▶ [Action item]
Give the listing again word for word, excluding the pictures it contains.
=== Data for this task ===
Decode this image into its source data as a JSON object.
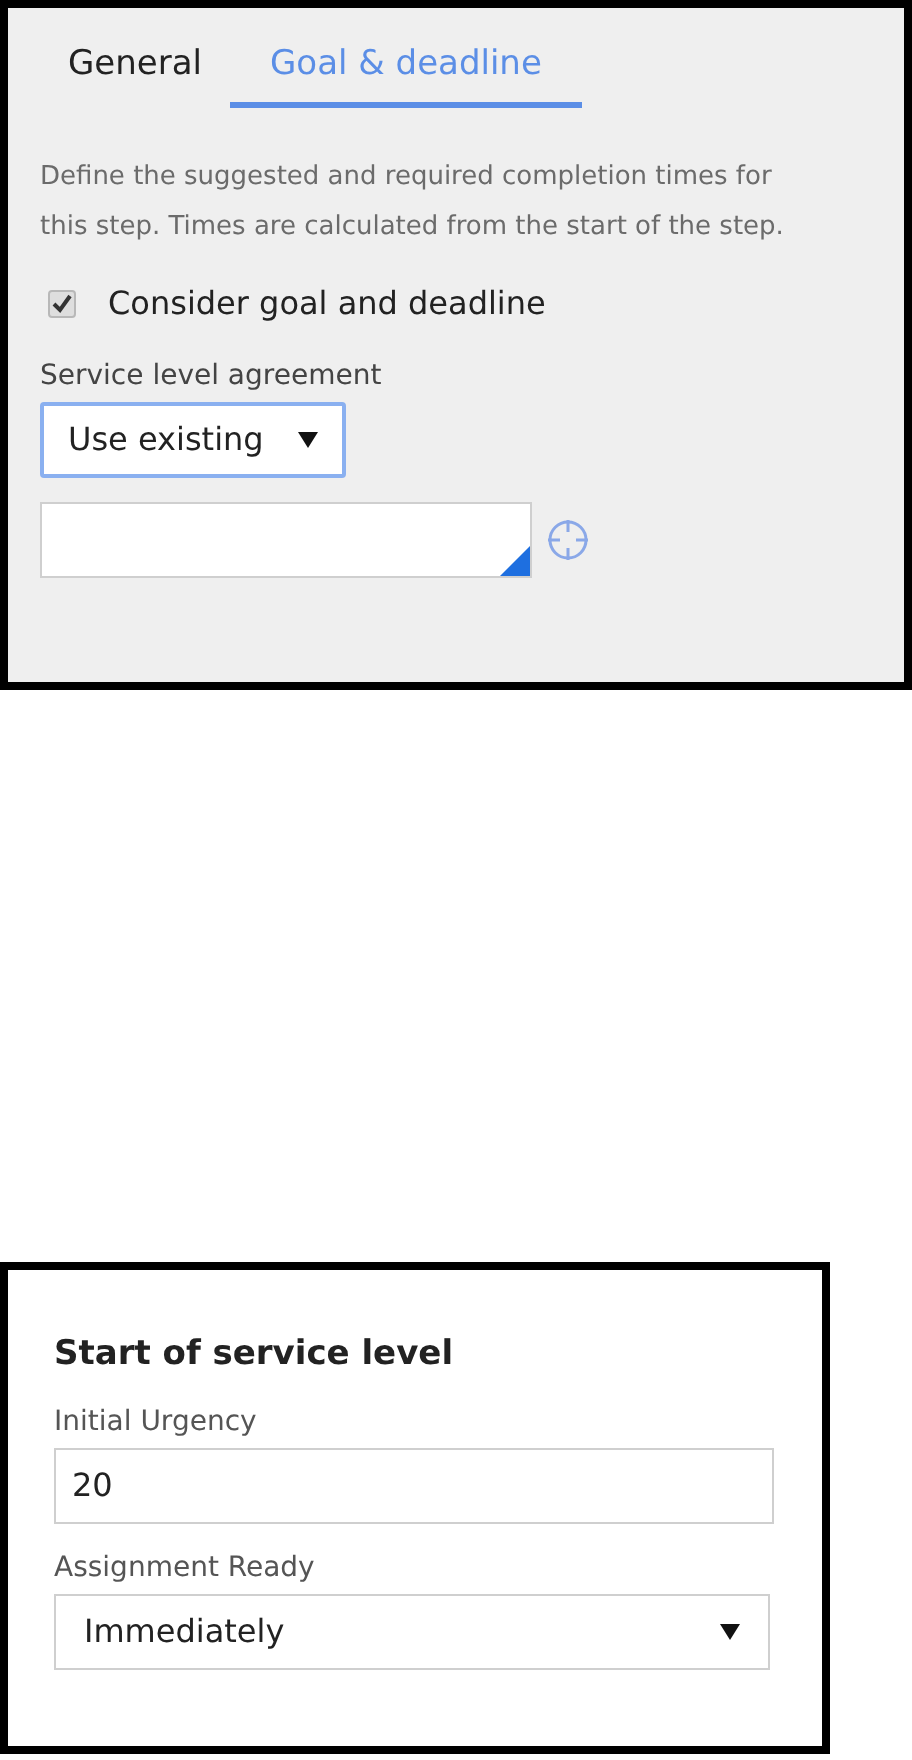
{
  "tabs": [
    {
      "label": "General",
      "selected": false
    },
    {
      "label": "Goal & deadline",
      "selected": true
    }
  ],
  "description": "Define the suggested and required completion times for this step. Times are calculated from the start of the step.",
  "consider_checkbox": {
    "label": "Consider goal and deadline",
    "checked": true
  },
  "sla": {
    "label": "Service level agreement",
    "selected_option": "Use existing"
  },
  "start_panel": {
    "title": "Start of service level",
    "initial_urgency": {
      "label": "Initial Urgency",
      "value": "20"
    },
    "assignment_ready": {
      "label": "Assignment Ready",
      "value": "Immediately"
    }
  }
}
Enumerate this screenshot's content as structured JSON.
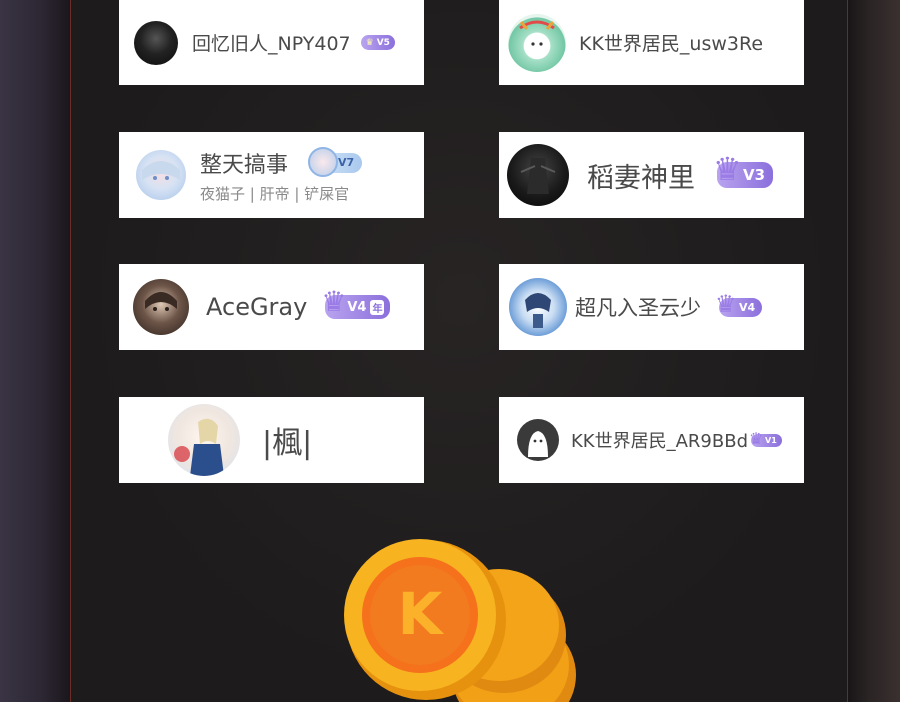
{
  "users": [
    {
      "name": "回忆旧人_NPY407",
      "level": "V5"
    },
    {
      "name": "KK世界居民_usw3Re"
    },
    {
      "name": "整天搞事",
      "subtitle": "夜猫子 | 肝帝 | 铲屎官",
      "level": "V7"
    },
    {
      "name": "稻妻神里",
      "level": "V3"
    },
    {
      "name": "AceGray",
      "level": "V4",
      "extra": "年"
    },
    {
      "name": "超凡入圣云少",
      "level": "V4"
    },
    {
      "name": "|楓|"
    },
    {
      "name": "KK世界居民_AR9BBd",
      "level": "V1"
    }
  ],
  "coin_logo": "K",
  "colors": {
    "badge_start": "#b9a4ef",
    "badge_end": "#8b6fdc",
    "coin": "#f4a418",
    "coin_face": "#f5711c"
  },
  "icons": [
    "user-avatar",
    "crown-icon",
    "coin-icon"
  ]
}
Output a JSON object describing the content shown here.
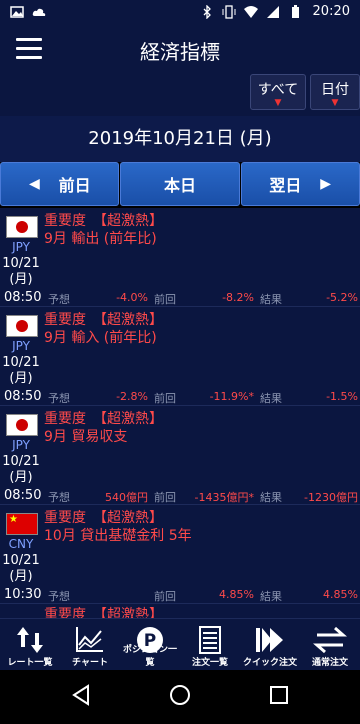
{
  "status_bar": {
    "time": "20:20"
  },
  "app_bar": {
    "title": "経済指標"
  },
  "filters": {
    "all_label": "すべて",
    "date_label": "日付"
  },
  "date_header": "2019年10月21日 (月)",
  "nav": {
    "prev": "前日",
    "today": "本日",
    "next": "翌日"
  },
  "labels": {
    "forecast": "予想",
    "previous": "前回",
    "result": "結果"
  },
  "events": [
    {
      "currency": "JPY",
      "date": "10/21",
      "weekday": "(月)",
      "time": "08:50",
      "importance": "重要度　【超激熱】",
      "name": "9月 輸出 (前年比)",
      "forecast": "-4.0%",
      "previous": "-8.2%",
      "result": "-5.2%",
      "flag": "jp"
    },
    {
      "currency": "JPY",
      "date": "10/21",
      "weekday": "(月)",
      "time": "08:50",
      "importance": "重要度　【超激熱】",
      "name": "9月 輸入 (前年比)",
      "forecast": "-2.8%",
      "previous": "-11.9%*",
      "result": "-1.5%",
      "flag": "jp"
    },
    {
      "currency": "JPY",
      "date": "10/21",
      "weekday": "(月)",
      "time": "08:50",
      "importance": "重要度　【超激熱】",
      "name": "9月 貿易収支",
      "forecast": "540億円",
      "previous": "-1435億円*",
      "result": "-1230億円",
      "flag": "jp"
    },
    {
      "currency": "CNY",
      "date": "10/21",
      "weekday": "(月)",
      "time": "10:30",
      "importance": "重要度　【超激熱】",
      "name": "10月 貸出基礎金利 5年",
      "forecast": "",
      "previous": "4.85%",
      "result": "4.85%",
      "flag": "cn"
    }
  ],
  "partial_row": "重要度　【超激熱】",
  "bottom_nav": [
    {
      "label": "レート一覧",
      "icon": "rate-list-icon"
    },
    {
      "label": "チャート",
      "icon": "chart-icon"
    },
    {
      "label": "ポジション一覧",
      "icon": "position-icon"
    },
    {
      "label": "注文一覧",
      "icon": "order-list-icon"
    },
    {
      "label": "クイック注文",
      "icon": "quick-order-icon"
    },
    {
      "label": "通常注文",
      "icon": "normal-order-icon"
    }
  ],
  "colors": {
    "background": "#0b1640",
    "accent_red": "#ff4a4a",
    "nav_blue": "#1a4fa8"
  }
}
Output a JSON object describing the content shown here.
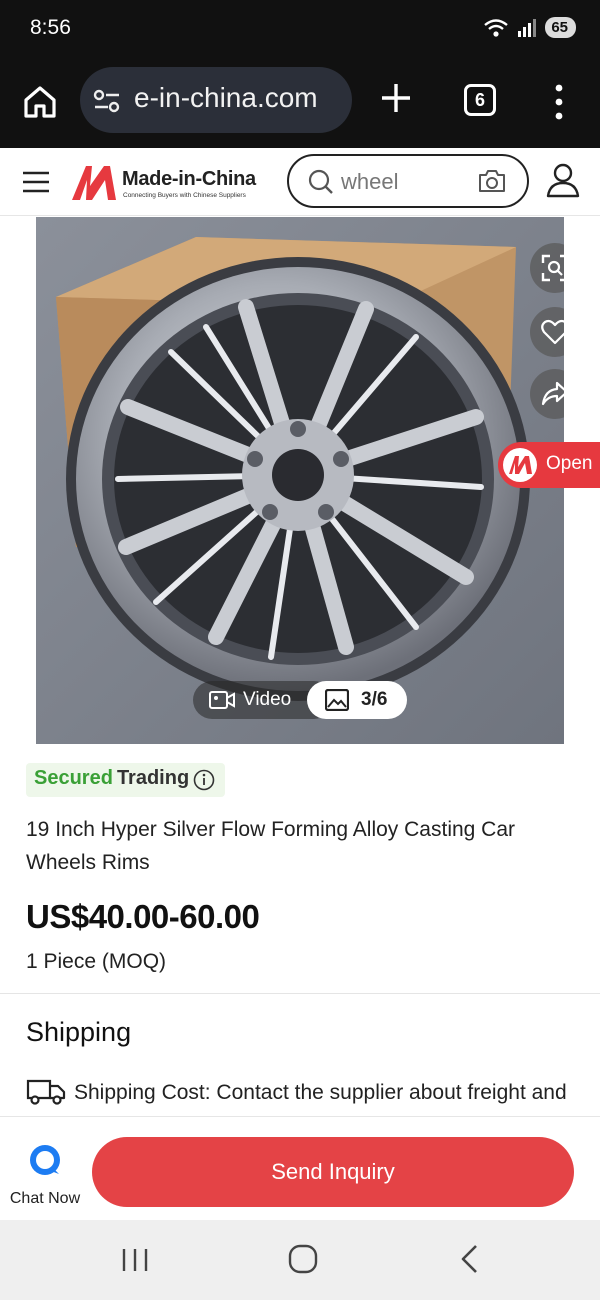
{
  "status_bar": {
    "time": "8:56",
    "battery": "65"
  },
  "browser": {
    "url": "e-in-china.com",
    "tab_count": "6"
  },
  "site_header": {
    "brand": "Made-in-China",
    "tagline": "Connecting Buyers with Chinese Suppliers",
    "search_query": "wheel"
  },
  "gallery": {
    "open_label": "Open",
    "video_label": "Video",
    "photo_counter": "3/6"
  },
  "product": {
    "secured_a": "Secured",
    "secured_b": "Trading",
    "title": "19 Inch Hyper Silver Flow Forming Alloy Casting Car Wheels Rims",
    "price": "US$40.00-60.00",
    "moq": "1 Piece (MOQ)"
  },
  "shipping": {
    "heading": "Shipping",
    "cost_text": "Shipping Cost: Contact the supplier about freight and estimated delivery time."
  },
  "actions": {
    "chat_label": "Chat Now",
    "inquiry_label": "Send Inquiry"
  },
  "colors": {
    "brand_red": "#e44346",
    "secured_green": "#3aa036",
    "browser_dark": "#111111"
  }
}
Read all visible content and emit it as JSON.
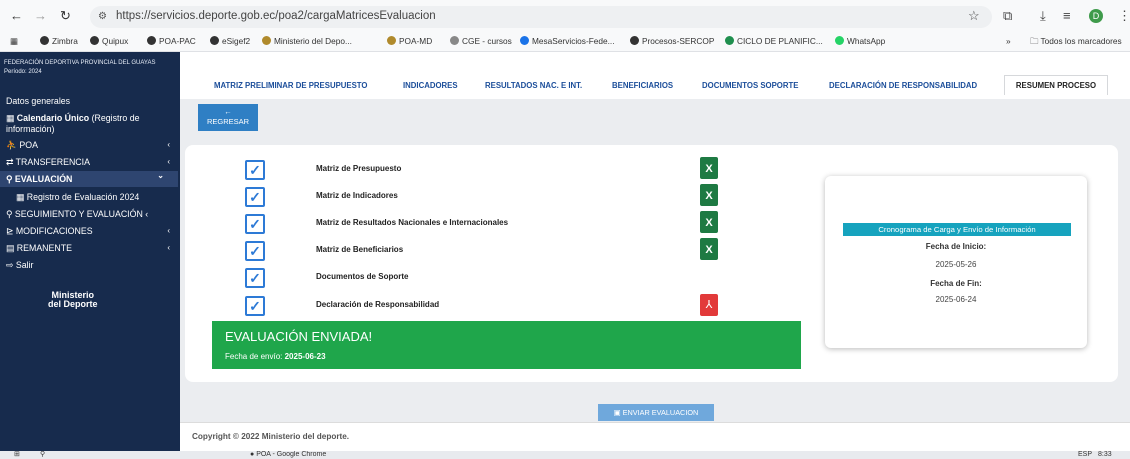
{
  "browser": {
    "url": "https://servicios.deporte.gob.ec/poa2/cargaMatricesEvaluacion",
    "bookmarks": [
      "Zimbra",
      "Quipux",
      "POA-PAC",
      "eSigef2",
      "Ministerio del Depo...",
      "POA-MD",
      "CGE - cursos",
      "MesaServicios-Fede...",
      "Procesos-SERCOP",
      "CICLO DE PLANIFIC...",
      "WhatsApp"
    ],
    "all_bookmarks": "Todos los marcadores",
    "profile_initial": "D"
  },
  "sidebar": {
    "org_name": "FEDERACIÓN DEPORTIVA PROVINCIAL DEL GUAYAS",
    "period": "Período: 2024",
    "datos_generales": "Datos generales",
    "calendario": "Calendario Único",
    "calendario_sub": "(Registro de información)",
    "poa": "POA",
    "transferencia": "TRANSFERENCIA",
    "evaluacion": "EVALUACIÓN",
    "registro": "Registro de Evaluación 2024",
    "seguimiento": "SEGUIMIENTO Y EVALUACIÓN",
    "modificaciones": "MODIFICACIONES",
    "remanente": "REMANENTE",
    "salir": "Salir",
    "logo_line1": "Ministerio",
    "logo_line2": "del Deporte"
  },
  "tabs": [
    "MATRIZ PRELIMINAR DE PRESUPUESTO",
    "INDICADORES",
    "RESULTADOS NAC. E INT.",
    "BENEFICIARIOS",
    "DOCUMENTOS SOPORTE",
    "DECLARACIÓN DE RESPONSABILIDAD",
    "RESUMEN PROCESO"
  ],
  "back_button": "REGRESAR",
  "matrices": [
    {
      "label": "Matriz de Presupuesto",
      "file": "excel-icon"
    },
    {
      "label": "Matriz de Indicadores",
      "file": "excel-icon"
    },
    {
      "label": "Matriz de Resultados Nacionales e Internacionales",
      "file": "excel-icon"
    },
    {
      "label": "Matriz de Beneficiarios",
      "file": "excel-icon"
    },
    {
      "label": "Documentos de Soporte",
      "file": ""
    },
    {
      "label": "Declaración de Responsabilidad",
      "file": "pdf-icon"
    }
  ],
  "sent": {
    "title": "EVALUACIÓN ENVIADA!",
    "date_label": "Fecha de envío:",
    "date_value": "2025-06-23"
  },
  "schedule": {
    "header": "Cronograma de Carga y Envío de Información",
    "start_label": "Fecha de Inicio:",
    "start_value": "2025-05-26",
    "end_label": "Fecha de Fin:",
    "end_value": "2025-06-24"
  },
  "send_button": "ENVIAR EVALUACION",
  "copyright": "Copyright © 2022 Ministerio del deporte.",
  "taskbar": {
    "chrome_window": "POA - Google Chrome",
    "lang": "ESP",
    "time": "8:33"
  },
  "colors": {
    "sidebar_bg": "#172b4d",
    "tab_text": "#1c4e9a",
    "success": "#1fa64b",
    "schedule_header": "#16a3be",
    "back_button": "#2f7fc4"
  }
}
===
▶ [Result of this exercise]
Decode this image into its source data as a JSON object.
{
  "tabs": [
    {
      "label": "General",
      "selected": false
    },
    {
      "label": "Goal & deadline",
      "selected": true
    }
  ],
  "description": "Define the suggested and required completion times for this step. Times are calculated from the start of the step.",
  "consider_checkbox": {
    "label": "Consider goal and deadline",
    "checked": true
  },
  "sla": {
    "label": "Service level agreement",
    "selected_option": "Use existing"
  },
  "start_panel": {
    "title": "Start of service level",
    "initial_urgency": {
      "label": "Initial Urgency",
      "value": "20"
    },
    "assignment_ready": {
      "label": "Assignment Ready",
      "value": "Immediately"
    }
  }
}
Enumerate this screenshot's content as structured JSON.
{
  "users": [
    {
      "name": "回忆旧人_NPY407",
      "level": "V5"
    },
    {
      "name": "KK世界居民_usw3Re"
    },
    {
      "name": "整天搞事",
      "subtitle": "夜猫子 | 肝帝 | 铲屎官",
      "level": "V7"
    },
    {
      "name": "稻妻神里",
      "level": "V3"
    },
    {
      "name": "AceGray",
      "level": "V4",
      "extra": "年"
    },
    {
      "name": "超凡入圣云少",
      "level": "V4"
    },
    {
      "name": "|楓|"
    },
    {
      "name": "KK世界居民_AR9BBd",
      "level": "V1"
    }
  ],
  "coin_logo": "K",
  "colors": {
    "badge_start": "#b9a4ef",
    "badge_end": "#8b6fdc",
    "coin": "#f4a418",
    "coin_face": "#f5711c"
  },
  "icons": [
    "user-avatar",
    "crown-icon",
    "coin-icon"
  ]
}
Output a JSON object describing the content shown here.
{
  "status_bar": {
    "time": "20:20"
  },
  "app_bar": {
    "title": "経済指標"
  },
  "filters": {
    "all_label": "すべて",
    "date_label": "日付"
  },
  "date_header": "2019年10月21日 (月)",
  "nav": {
    "prev": "前日",
    "today": "本日",
    "next": "翌日"
  },
  "labels": {
    "forecast": "予想",
    "previous": "前回",
    "result": "結果"
  },
  "events": [
    {
      "currency": "JPY",
      "date": "10/21",
      "weekday": "(月)",
      "time": "08:50",
      "importance": "重要度　【超激熱】",
      "name": "9月 輸出 (前年比)",
      "forecast": "-4.0%",
      "previous": "-8.2%",
      "result": "-5.2%",
      "flag": "jp"
    },
    {
      "currency": "JPY",
      "date": "10/21",
      "weekday": "(月)",
      "time": "08:50",
      "importance": "重要度　【超激熱】",
      "name": "9月 輸入 (前年比)",
      "forecast": "-2.8%",
      "previous": "-11.9%*",
      "result": "-1.5%",
      "flag": "jp"
    },
    {
      "currency": "JPY",
      "date": "10/21",
      "weekday": "(月)",
      "time": "08:50",
      "importance": "重要度　【超激熱】",
      "name": "9月 貿易収支",
      "forecast": "540億円",
      "previous": "-1435億円*",
      "result": "-1230億円",
      "flag": "jp"
    },
    {
      "currency": "CNY",
      "date": "10/21",
      "weekday": "(月)",
      "time": "10:30",
      "importance": "重要度　【超激熱】",
      "name": "10月 貸出基礎金利 5年",
      "forecast": "",
      "previous": "4.85%",
      "result": "4.85%",
      "flag": "cn"
    }
  ],
  "partial_row": "重要度　【超激熱】",
  "bottom_nav": [
    {
      "label": "レート一覧",
      "icon": "rate-list-icon"
    },
    {
      "label": "チャート",
      "icon": "chart-icon"
    },
    {
      "label": "ポジション一覧",
      "icon": "position-icon"
    },
    {
      "label": "注文一覧",
      "icon": "order-list-icon"
    },
    {
      "label": "クイック注文",
      "icon": "quick-order-icon"
    },
    {
      "label": "通常注文",
      "icon": "normal-order-icon"
    }
  ],
  "colors": {
    "background": "#0b1640",
    "accent_red": "#ff4a4a",
    "nav_blue": "#1a4fa8"
  }
}
Output a JSON object describing the content shown here.
{
  "status_bar": {
    "time": "8:56",
    "battery": "65"
  },
  "browser": {
    "url": "e-in-china.com",
    "tab_count": "6"
  },
  "site_header": {
    "brand": "Made-in-China",
    "tagline": "Connecting Buyers with Chinese Suppliers",
    "search_query": "wheel"
  },
  "gallery": {
    "open_label": "Open",
    "video_label": "Video",
    "photo_counter": "3/6"
  },
  "product": {
    "secured_a": "Secured",
    "secured_b": "Trading",
    "title": "19 Inch Hyper Silver Flow Forming Alloy Casting Car Wheels Rims",
    "price": "US$40.00-60.00",
    "moq": "1 Piece (MOQ)"
  },
  "shipping": {
    "heading": "Shipping",
    "cost_text": "Shipping Cost: Contact the supplier about freight and estimated delivery time."
  },
  "actions": {
    "chat_label": "Chat Now",
    "inquiry_label": "Send Inquiry"
  },
  "colors": {
    "brand_red": "#e44346",
    "secured_green": "#3aa036",
    "browser_dark": "#111111"
  }
}
Read all visible content and emit it as JSON.
{
  "browser": {
    "url": "https://servicios.deporte.gob.ec/poa2/cargaMatricesEvaluacion",
    "bookmarks": [
      "Zimbra",
      "Quipux",
      "POA-PAC",
      "eSigef2",
      "Ministerio del Depo...",
      "POA-MD",
      "CGE - cursos",
      "MesaServicios-Fede...",
      "Procesos-SERCOP",
      "CICLO DE PLANIFIC...",
      "WhatsApp"
    ],
    "all_bookmarks": "Todos los marcadores",
    "profile_initial": "D"
  },
  "sidebar": {
    "org_name": "FEDERACIÓN DEPORTIVA PROVINCIAL DEL GUAYAS",
    "period": "Período: 2024",
    "datos_generales": "Datos generales",
    "calendario": "Calendario Único",
    "calendario_sub": "(Registro de información)",
    "poa": "POA",
    "transferencia": "TRANSFERENCIA",
    "evaluacion": "EVALUACIÓN",
    "registro": "Registro de Evaluación 2024",
    "seguimiento": "SEGUIMIENTO Y EVALUACIÓN",
    "modificaciones": "MODIFICACIONES",
    "remanente": "REMANENTE",
    "salir": "Salir",
    "logo_line1": "Ministerio",
    "logo_line2": "del Deporte"
  },
  "tabs": [
    "MATRIZ PRELIMINAR DE PRESUPUESTO",
    "INDICADORES",
    "RESULTADOS NAC. E INT.",
    "BENEFICIARIOS",
    "DOCUMENTOS SOPORTE",
    "DECLARACIÓN DE RESPONSABILIDAD",
    "RESUMEN PROCESO"
  ],
  "back_button": "REGRESAR",
  "matrices": [
    {
      "label": "Matriz de Presupuesto",
      "file": "excel-icon"
    },
    {
      "label": "Matriz de Indicadores",
      "file": "excel-icon"
    },
    {
      "label": "Matriz de Resultados Nacionales e Internacionales",
      "file": "excel-icon"
    },
    {
      "label": "Matriz de Beneficiarios",
      "file": "excel-icon"
    },
    {
      "label": "Documentos de Soporte",
      "file": ""
    },
    {
      "label": "Declaración de Responsabilidad",
      "file": "pdf-icon"
    }
  ],
  "sent": {
    "title": "EVALUACIÓN ENVIADA!",
    "date_label": "Fecha de envío:",
    "date_value": "2025-06-23"
  },
  "schedule": {
    "header": "Cronograma de Carga y Envío de Información",
    "start_label": "Fecha de Inicio:",
    "start_value": "2025-05-26",
    "end_label": "Fecha de Fin:",
    "end_value": "2025-06-24"
  },
  "send_button": "ENVIAR EVALUACION",
  "copyright": "Copyright © 2022 Ministerio del deporte.",
  "taskbar": {
    "chrome_window": "POA - Google Chrome",
    "lang": "ESP",
    "time": "8:33"
  },
  "colors": {
    "sidebar_bg": "#172b4d",
    "tab_text": "#1c4e9a",
    "success": "#1fa64b",
    "schedule_header": "#16a3be",
    "back_button": "#2f7fc4"
  }
}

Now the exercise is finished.